- **Data for processing**
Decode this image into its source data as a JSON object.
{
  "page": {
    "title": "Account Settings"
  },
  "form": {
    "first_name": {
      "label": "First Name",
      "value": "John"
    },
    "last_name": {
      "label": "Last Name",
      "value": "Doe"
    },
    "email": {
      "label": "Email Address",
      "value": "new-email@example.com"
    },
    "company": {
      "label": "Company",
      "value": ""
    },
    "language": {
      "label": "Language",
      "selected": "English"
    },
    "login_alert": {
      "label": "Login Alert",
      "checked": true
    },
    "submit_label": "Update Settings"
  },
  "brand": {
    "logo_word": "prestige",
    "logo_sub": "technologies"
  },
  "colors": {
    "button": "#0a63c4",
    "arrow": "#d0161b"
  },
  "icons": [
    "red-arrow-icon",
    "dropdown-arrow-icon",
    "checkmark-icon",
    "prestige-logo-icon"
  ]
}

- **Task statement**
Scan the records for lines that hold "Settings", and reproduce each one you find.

- **Your response**
    "title": "Account Settings"
    "submit_label": "Update Settings"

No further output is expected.